Probably a small one. Huts are small spaces and easy to heat. Stoves need to sit on a non flammable surface and be insulated from the wall behind.
Small is good. 2.5kw would be more than enough. The only problem I've found with wee stoves is that they need re-fuelled more often and you have to chop the logs very short, which is actually a bit of a pain. I've used the "Wendy" from Windy Smithy which was cheap and simple and small but quite hungry and has no "refractory" liner, which I think means it doesn't get as hot inside so may burn less efficiently than a lined stove. Ash tends to fall out the front when opened which is a nuisance. Also it has no "CE" accreditation, so maybe wouldn't pass regs? I've also tried the Burley Springdale which burns really well and is easy to control when lit, but can be tricky to get going in my limited experience.

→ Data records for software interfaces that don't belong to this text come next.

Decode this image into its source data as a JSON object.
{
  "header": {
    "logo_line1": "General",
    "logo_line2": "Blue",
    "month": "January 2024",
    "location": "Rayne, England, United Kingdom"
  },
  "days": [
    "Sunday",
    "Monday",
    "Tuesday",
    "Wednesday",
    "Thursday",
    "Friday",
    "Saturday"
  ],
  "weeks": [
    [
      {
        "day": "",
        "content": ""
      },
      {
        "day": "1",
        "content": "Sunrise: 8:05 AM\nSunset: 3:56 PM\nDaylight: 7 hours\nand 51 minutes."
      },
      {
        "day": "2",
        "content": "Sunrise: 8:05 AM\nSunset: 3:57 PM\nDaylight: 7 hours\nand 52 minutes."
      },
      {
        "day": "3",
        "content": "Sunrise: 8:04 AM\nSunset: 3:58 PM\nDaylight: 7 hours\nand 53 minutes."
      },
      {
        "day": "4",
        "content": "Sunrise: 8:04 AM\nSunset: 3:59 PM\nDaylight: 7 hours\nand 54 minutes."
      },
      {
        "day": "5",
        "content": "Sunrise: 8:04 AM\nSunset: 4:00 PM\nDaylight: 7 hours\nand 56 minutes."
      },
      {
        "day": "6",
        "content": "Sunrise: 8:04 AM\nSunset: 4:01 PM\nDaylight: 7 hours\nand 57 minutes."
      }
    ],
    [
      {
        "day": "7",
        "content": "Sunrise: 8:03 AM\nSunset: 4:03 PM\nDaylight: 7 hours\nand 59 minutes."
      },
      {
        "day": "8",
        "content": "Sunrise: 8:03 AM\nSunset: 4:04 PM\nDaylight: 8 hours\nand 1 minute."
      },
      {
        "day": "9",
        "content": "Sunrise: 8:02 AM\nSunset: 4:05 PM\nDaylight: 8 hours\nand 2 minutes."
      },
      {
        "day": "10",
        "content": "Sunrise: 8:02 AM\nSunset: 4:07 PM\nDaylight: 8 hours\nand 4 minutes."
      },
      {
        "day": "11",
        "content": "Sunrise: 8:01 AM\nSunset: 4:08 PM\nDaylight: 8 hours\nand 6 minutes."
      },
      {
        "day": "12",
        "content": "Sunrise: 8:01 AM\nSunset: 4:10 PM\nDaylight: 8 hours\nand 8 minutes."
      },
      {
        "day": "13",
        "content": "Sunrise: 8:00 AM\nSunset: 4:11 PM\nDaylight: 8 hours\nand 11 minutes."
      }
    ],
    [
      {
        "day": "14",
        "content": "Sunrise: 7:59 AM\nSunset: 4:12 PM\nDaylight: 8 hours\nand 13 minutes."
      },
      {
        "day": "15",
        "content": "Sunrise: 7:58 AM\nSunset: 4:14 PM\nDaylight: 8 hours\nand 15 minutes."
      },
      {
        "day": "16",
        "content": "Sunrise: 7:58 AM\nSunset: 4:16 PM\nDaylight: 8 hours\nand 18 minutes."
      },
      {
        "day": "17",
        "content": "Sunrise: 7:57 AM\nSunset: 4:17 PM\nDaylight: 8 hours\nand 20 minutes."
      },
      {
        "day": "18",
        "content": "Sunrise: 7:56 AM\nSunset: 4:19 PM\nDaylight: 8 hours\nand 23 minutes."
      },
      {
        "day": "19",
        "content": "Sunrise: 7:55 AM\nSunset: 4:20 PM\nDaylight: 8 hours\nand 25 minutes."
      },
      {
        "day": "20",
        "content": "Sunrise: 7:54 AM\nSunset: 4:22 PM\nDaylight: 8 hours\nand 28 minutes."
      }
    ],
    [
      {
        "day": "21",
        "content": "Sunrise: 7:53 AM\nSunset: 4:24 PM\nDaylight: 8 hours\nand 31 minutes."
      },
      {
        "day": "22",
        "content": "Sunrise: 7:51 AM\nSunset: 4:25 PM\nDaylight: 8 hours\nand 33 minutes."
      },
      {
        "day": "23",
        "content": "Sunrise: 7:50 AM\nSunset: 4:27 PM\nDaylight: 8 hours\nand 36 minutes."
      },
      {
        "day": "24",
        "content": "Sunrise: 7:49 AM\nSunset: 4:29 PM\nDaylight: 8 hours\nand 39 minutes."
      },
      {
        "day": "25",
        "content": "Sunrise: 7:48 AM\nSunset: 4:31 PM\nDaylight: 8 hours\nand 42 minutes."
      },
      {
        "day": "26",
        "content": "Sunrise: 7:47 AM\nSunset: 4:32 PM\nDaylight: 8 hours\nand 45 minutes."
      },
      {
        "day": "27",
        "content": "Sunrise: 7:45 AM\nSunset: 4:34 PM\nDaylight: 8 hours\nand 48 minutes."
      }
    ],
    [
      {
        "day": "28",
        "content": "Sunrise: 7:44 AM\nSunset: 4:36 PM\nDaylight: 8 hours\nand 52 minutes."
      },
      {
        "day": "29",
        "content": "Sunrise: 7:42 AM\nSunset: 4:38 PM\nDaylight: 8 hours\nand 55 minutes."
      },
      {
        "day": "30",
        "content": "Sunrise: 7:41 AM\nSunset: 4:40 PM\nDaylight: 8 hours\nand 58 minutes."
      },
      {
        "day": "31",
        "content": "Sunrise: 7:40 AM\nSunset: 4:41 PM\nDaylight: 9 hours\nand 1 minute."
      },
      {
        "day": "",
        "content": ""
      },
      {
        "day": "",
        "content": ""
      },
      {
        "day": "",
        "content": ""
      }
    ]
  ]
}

I think that Salamander have a good rep and I think they had a new model out recently aimed at small spaces.
We are building two huts which are well insulated and after much research and conscious of how often stoves are too powerful for the space we are going for hobbit stoves from. Salamander stoves. One reason is that they are cast iron and therefore retain heat. Another salamander stove option is there mini range which looks very impressive but is not cheap but u have full cooking facility
We have come across the Chilli Billie from Chilli Penguin stoves - but with a hut of reasonable size we're now concerned it might not heat the space sufficiently and in a sustained way with a 2.5-3kw output. The next ones up are 5Kw and we're pretty sure this would be too much! - So we're looking for any experiences of these to get some reviews from hutter users of the chilli billie particularly...
I think you will find that it generates plenty of heat. How well your hut is insulated will determine how long it retains the heat for. Some huts are going to be 3 season huts. To be 4 season, they will need to be well insulated.